Read the records that follow and state how many lines hold "screenshot", adding nothing else.

(Records from a collection)
● ● ● ● ●

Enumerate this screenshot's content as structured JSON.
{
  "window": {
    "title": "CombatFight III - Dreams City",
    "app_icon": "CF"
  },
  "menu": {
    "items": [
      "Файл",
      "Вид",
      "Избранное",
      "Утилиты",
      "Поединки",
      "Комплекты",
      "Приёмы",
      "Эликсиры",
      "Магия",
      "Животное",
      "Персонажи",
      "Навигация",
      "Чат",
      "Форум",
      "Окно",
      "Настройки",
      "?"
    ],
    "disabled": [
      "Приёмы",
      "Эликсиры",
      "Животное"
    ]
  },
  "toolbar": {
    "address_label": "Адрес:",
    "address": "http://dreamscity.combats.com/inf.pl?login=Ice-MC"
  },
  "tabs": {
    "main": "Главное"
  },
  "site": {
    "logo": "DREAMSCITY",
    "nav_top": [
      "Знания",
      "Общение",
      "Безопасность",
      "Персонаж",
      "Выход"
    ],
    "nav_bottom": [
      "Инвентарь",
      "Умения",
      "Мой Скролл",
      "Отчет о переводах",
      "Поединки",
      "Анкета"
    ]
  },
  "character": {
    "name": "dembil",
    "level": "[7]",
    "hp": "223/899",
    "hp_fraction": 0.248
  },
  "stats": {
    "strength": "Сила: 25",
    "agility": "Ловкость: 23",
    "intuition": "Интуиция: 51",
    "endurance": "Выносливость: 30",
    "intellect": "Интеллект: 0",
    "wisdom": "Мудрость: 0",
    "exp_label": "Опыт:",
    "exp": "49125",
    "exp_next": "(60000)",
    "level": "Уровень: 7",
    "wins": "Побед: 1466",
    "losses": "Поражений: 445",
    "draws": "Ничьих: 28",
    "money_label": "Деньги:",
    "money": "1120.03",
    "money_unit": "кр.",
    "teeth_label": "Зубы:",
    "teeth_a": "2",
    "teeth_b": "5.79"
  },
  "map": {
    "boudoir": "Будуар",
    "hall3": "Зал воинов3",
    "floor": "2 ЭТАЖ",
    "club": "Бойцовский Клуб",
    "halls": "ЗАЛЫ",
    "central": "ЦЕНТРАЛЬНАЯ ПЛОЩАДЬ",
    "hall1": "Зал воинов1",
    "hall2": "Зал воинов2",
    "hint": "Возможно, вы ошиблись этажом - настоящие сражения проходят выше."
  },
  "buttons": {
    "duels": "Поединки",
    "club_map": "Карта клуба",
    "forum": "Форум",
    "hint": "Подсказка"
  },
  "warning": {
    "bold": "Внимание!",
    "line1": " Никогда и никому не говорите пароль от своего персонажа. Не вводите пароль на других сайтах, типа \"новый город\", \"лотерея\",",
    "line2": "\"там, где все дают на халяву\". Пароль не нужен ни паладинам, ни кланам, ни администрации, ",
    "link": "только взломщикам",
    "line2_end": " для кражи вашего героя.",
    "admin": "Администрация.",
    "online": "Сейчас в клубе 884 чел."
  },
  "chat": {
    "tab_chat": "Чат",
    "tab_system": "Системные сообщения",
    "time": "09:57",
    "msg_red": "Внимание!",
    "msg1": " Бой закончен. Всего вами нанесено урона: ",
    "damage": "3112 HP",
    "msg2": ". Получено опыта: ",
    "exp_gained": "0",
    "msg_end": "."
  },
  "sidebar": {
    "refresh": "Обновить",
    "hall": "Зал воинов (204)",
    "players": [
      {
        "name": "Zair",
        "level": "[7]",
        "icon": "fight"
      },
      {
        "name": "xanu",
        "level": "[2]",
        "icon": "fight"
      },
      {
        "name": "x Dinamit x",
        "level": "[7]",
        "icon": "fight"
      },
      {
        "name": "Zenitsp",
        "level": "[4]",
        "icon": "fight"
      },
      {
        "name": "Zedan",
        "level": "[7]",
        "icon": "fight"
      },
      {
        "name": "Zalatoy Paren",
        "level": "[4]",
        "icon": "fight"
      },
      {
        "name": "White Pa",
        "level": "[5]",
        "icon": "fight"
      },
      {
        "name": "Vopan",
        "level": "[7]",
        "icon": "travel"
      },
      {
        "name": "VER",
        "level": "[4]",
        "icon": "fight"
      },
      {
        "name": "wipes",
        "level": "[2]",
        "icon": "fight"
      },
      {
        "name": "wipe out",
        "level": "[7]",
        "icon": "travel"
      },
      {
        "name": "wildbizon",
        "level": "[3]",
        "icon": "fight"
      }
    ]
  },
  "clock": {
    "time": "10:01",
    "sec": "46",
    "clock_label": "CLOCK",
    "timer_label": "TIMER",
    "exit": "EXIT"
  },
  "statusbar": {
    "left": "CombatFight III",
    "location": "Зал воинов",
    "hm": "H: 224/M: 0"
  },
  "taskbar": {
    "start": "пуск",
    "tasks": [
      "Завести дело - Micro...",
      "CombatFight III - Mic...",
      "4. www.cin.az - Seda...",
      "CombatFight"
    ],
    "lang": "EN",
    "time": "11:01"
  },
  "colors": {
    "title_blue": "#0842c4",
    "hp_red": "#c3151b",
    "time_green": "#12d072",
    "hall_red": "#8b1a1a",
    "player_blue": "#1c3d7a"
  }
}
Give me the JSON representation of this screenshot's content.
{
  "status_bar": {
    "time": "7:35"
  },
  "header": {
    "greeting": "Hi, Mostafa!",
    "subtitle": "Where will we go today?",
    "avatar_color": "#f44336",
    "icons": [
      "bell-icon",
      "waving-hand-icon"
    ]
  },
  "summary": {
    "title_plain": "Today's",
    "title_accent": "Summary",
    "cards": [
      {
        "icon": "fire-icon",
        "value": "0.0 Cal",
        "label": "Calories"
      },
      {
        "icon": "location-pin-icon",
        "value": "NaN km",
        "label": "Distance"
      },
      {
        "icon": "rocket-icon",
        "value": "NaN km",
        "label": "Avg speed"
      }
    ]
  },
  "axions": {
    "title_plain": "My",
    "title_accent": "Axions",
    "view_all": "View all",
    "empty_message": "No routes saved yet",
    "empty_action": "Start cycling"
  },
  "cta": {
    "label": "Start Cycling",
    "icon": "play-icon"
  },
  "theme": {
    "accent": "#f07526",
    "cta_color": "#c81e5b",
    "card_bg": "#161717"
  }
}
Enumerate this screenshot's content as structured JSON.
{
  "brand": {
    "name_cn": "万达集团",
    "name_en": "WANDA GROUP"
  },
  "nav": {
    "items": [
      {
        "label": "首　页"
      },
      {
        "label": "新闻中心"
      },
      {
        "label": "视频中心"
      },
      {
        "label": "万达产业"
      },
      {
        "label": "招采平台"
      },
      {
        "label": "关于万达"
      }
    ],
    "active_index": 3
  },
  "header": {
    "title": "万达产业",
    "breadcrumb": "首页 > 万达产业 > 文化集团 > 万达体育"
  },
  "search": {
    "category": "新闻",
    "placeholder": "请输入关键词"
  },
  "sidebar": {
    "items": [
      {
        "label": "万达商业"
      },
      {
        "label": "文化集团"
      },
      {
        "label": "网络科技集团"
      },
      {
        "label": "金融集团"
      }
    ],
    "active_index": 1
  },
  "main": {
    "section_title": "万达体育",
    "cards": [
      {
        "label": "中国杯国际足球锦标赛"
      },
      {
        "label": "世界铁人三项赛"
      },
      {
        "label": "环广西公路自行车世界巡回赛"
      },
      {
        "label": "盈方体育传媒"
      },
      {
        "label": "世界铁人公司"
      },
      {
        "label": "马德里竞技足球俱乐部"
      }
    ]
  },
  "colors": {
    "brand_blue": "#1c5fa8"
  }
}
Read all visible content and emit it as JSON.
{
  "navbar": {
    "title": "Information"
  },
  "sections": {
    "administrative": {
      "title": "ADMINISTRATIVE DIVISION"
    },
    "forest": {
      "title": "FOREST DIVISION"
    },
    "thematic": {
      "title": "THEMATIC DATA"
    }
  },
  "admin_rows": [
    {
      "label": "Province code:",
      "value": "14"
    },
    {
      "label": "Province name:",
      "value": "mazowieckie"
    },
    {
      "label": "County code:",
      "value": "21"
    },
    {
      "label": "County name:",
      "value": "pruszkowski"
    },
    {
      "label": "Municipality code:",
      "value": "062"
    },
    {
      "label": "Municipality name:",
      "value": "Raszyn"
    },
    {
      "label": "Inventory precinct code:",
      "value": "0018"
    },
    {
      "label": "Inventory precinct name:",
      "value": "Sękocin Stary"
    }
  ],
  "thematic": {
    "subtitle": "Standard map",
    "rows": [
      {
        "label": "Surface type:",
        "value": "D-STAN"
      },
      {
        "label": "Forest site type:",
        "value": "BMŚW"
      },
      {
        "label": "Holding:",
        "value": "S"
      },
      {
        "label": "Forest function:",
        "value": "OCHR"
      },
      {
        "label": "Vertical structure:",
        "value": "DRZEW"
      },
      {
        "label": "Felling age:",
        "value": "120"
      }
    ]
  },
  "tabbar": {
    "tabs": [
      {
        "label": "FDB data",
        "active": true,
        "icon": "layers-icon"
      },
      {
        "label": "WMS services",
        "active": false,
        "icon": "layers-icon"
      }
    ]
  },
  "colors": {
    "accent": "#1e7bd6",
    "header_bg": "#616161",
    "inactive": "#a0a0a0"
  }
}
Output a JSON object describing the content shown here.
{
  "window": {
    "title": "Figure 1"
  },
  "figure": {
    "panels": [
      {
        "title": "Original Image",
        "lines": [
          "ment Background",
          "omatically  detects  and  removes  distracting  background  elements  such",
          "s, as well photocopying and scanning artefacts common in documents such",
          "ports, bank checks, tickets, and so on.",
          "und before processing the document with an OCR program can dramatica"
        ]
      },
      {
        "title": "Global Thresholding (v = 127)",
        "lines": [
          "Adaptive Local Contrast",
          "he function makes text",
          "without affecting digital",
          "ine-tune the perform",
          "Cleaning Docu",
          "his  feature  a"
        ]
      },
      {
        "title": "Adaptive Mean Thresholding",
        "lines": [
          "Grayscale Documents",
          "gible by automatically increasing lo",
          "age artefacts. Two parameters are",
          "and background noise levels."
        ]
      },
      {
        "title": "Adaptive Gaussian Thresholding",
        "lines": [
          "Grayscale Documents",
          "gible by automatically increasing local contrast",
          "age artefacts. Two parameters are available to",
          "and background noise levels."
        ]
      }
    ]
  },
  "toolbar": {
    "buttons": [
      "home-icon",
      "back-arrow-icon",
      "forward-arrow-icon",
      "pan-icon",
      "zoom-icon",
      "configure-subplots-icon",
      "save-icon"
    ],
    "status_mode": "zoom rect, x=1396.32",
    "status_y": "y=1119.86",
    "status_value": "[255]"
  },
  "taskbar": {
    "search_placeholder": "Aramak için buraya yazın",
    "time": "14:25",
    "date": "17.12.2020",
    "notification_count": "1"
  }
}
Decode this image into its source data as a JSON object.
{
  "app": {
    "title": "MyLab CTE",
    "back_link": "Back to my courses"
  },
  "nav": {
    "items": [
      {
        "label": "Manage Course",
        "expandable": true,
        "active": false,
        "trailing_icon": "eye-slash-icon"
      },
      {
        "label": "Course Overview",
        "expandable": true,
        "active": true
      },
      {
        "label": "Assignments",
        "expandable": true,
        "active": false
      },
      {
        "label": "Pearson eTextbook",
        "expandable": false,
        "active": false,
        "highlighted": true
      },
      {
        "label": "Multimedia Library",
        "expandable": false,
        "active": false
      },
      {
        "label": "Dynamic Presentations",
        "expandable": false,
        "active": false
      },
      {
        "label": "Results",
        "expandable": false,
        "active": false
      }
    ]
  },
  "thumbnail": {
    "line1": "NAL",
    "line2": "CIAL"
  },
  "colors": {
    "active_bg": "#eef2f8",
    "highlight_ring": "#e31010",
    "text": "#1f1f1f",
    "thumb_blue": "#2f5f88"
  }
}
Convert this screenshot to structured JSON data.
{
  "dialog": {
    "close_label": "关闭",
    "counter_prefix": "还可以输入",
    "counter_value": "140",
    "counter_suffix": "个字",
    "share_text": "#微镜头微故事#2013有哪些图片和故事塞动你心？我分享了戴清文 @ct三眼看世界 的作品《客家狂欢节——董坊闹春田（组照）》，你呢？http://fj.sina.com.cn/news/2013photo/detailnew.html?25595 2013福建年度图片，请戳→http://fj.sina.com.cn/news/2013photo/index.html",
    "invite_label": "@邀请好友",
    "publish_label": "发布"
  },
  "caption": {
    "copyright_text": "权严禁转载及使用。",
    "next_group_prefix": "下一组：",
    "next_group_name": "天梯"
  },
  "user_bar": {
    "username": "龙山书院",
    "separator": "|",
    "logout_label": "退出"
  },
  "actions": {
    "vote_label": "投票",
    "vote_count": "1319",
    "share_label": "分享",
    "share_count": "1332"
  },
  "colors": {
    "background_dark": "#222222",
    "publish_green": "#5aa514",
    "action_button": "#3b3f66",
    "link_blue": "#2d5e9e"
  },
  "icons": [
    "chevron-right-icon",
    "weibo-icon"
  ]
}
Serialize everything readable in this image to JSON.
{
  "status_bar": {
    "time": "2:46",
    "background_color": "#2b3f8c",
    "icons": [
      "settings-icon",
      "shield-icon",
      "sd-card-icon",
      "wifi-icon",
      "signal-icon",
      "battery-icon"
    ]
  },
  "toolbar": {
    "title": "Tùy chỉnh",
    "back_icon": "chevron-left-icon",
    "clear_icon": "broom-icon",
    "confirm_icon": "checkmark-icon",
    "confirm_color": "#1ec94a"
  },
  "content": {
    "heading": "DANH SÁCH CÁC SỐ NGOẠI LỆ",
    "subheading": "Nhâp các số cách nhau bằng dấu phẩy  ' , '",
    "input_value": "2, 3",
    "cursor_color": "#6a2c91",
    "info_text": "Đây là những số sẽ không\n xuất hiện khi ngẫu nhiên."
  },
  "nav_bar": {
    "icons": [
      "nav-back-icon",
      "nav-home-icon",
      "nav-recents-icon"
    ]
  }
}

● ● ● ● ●

## Response to this exercise
4